** Stored items **
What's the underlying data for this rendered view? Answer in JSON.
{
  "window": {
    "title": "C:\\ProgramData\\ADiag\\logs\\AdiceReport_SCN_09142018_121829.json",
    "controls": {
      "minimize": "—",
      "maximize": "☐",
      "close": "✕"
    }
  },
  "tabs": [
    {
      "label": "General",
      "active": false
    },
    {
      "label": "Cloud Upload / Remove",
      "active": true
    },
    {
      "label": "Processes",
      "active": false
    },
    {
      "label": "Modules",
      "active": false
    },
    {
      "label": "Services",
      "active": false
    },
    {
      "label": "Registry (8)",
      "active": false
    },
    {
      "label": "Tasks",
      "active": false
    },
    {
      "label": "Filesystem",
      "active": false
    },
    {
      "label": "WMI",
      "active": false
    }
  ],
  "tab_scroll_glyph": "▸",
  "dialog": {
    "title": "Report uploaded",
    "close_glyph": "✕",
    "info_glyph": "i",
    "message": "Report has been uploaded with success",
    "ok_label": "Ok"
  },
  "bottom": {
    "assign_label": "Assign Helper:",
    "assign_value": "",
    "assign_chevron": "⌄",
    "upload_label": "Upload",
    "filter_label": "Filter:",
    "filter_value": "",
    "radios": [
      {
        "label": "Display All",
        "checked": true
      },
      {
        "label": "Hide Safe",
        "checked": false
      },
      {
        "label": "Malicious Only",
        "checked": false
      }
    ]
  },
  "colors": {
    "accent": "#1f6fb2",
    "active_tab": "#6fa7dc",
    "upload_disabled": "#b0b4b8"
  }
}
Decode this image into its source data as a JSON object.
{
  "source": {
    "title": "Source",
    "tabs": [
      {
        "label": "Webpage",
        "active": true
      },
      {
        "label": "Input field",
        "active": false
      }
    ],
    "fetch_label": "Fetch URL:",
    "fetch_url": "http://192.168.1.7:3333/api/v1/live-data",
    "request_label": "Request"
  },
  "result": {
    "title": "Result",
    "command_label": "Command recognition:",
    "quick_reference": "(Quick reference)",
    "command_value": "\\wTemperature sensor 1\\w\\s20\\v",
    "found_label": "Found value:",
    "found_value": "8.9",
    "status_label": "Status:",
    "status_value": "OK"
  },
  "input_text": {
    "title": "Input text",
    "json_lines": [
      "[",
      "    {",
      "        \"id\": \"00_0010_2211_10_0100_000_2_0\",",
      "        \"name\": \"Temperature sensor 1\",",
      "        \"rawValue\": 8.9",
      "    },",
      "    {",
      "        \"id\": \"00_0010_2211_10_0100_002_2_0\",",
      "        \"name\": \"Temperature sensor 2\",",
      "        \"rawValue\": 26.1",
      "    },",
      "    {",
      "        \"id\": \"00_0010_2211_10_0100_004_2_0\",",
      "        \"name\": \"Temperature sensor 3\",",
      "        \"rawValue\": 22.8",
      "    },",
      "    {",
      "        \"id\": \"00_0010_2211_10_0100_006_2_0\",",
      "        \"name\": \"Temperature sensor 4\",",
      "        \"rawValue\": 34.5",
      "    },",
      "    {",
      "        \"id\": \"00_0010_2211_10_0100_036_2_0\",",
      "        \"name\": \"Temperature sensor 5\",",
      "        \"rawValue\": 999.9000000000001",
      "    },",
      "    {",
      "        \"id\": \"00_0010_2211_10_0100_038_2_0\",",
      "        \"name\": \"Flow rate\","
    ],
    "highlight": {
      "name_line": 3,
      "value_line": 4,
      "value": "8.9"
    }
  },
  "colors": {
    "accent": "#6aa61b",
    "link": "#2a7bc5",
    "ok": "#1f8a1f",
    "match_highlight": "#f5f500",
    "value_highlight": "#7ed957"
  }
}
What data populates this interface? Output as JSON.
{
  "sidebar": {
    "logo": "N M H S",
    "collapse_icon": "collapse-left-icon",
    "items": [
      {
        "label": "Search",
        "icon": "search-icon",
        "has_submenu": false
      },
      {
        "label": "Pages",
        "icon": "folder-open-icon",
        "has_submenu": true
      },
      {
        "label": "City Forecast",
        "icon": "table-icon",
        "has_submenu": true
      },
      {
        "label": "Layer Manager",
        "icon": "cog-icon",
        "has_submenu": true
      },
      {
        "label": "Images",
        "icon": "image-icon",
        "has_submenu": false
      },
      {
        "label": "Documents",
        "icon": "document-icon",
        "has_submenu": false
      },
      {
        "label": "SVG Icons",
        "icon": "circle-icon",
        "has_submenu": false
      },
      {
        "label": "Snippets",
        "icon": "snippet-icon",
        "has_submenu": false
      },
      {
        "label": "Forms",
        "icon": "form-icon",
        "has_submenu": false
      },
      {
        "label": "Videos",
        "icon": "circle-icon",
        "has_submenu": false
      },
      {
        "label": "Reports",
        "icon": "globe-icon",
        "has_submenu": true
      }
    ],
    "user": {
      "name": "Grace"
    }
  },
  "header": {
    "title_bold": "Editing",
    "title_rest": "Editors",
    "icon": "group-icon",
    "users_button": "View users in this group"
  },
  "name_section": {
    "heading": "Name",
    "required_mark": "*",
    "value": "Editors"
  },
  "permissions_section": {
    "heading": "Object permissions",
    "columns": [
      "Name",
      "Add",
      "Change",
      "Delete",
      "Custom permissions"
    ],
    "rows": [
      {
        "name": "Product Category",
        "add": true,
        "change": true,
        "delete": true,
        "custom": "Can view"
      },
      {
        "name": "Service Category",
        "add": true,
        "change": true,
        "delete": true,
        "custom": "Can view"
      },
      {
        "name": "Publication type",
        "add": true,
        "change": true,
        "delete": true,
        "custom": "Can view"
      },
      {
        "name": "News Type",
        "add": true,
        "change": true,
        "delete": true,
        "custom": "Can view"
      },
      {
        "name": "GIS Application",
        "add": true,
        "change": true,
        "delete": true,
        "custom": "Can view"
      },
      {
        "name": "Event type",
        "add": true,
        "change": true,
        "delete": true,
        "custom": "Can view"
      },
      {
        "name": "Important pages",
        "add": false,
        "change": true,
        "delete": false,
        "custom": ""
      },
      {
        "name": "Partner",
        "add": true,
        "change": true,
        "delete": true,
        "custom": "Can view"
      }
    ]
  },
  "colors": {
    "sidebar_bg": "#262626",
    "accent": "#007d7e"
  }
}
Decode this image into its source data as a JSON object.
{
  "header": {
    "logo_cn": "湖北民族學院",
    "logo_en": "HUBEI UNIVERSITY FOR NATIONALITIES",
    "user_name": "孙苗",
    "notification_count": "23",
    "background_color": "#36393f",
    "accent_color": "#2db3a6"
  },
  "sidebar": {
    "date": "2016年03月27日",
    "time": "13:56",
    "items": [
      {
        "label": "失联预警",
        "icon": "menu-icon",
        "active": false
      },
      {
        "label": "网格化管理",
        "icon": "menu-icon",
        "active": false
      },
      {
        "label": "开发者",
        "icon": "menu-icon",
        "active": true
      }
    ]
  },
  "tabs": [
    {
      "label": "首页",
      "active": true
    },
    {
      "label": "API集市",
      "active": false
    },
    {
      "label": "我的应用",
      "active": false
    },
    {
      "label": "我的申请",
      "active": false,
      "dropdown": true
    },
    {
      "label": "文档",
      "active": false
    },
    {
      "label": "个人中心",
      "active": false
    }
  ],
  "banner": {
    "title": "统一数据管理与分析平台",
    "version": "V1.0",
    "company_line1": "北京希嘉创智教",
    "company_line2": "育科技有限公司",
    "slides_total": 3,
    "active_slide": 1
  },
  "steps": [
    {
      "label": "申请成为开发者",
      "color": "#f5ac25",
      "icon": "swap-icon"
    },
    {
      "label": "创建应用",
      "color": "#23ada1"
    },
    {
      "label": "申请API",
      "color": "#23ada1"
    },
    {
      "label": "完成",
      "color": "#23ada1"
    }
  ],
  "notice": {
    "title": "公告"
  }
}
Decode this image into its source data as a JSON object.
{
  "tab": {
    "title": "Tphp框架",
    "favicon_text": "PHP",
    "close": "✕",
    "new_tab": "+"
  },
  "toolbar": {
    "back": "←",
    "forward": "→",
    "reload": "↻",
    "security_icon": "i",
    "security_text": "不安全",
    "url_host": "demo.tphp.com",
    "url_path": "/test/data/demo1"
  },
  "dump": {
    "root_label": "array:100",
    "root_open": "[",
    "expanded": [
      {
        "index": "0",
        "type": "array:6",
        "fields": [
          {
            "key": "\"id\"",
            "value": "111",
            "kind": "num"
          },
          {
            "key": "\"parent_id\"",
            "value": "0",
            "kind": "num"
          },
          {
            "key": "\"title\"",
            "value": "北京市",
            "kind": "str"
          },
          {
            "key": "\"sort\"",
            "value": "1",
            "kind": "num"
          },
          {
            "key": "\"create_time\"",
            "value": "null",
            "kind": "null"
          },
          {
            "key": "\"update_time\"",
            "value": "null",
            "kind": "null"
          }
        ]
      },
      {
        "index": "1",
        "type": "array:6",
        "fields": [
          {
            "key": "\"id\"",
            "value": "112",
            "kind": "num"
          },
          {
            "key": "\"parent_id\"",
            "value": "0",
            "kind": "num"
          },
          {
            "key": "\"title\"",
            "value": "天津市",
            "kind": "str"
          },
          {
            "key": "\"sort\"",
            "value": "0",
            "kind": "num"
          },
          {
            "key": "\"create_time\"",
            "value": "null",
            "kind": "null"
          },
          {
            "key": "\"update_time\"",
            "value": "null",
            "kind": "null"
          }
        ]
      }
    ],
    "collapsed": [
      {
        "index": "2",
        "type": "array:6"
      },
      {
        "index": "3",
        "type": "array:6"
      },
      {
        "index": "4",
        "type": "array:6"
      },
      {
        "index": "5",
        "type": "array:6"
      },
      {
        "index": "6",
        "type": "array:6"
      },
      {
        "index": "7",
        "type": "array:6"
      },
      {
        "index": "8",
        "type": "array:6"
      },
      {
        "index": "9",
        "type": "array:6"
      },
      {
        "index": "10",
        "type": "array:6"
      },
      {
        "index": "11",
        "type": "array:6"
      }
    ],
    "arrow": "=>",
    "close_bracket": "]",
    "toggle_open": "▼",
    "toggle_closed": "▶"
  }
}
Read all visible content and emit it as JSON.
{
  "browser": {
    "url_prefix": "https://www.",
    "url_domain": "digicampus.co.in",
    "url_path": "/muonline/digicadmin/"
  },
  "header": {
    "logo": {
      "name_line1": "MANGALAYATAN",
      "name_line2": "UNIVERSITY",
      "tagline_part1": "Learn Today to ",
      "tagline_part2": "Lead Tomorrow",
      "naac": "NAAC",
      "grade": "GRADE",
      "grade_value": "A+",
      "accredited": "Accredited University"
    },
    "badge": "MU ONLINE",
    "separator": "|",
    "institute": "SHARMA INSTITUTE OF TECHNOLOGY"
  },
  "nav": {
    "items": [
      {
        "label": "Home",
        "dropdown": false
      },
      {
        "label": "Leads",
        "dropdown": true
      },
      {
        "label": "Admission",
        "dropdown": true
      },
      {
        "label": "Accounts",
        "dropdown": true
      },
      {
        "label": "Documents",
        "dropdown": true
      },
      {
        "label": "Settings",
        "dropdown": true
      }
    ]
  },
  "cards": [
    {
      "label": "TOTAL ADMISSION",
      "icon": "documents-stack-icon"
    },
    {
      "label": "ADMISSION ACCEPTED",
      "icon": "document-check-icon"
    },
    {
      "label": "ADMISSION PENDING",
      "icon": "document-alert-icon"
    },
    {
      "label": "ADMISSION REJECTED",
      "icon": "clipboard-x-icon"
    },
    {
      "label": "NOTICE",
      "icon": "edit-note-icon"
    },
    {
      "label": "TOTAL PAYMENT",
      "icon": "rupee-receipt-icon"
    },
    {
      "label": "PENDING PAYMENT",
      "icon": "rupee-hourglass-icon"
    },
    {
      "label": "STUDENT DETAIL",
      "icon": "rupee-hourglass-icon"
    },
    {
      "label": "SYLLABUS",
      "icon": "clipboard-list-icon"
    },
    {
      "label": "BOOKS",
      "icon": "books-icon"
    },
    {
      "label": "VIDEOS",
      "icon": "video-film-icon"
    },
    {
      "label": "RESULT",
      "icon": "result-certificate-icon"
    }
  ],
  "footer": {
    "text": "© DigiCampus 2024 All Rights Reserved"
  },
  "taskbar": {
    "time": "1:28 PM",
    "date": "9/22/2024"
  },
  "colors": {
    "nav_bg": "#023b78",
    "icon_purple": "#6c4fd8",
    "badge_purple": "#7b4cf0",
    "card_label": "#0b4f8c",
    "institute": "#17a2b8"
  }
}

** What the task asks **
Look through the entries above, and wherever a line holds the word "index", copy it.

** Final answer **
        "index": "0",
        "index": "1",
        "index": "2",
        "index": "3",
        "index": "4",
        "index": "5",
        "index": "6",
        "index": "7",
        "index": "8",
        "index": "9",
        "index": "10",
        "index": "11",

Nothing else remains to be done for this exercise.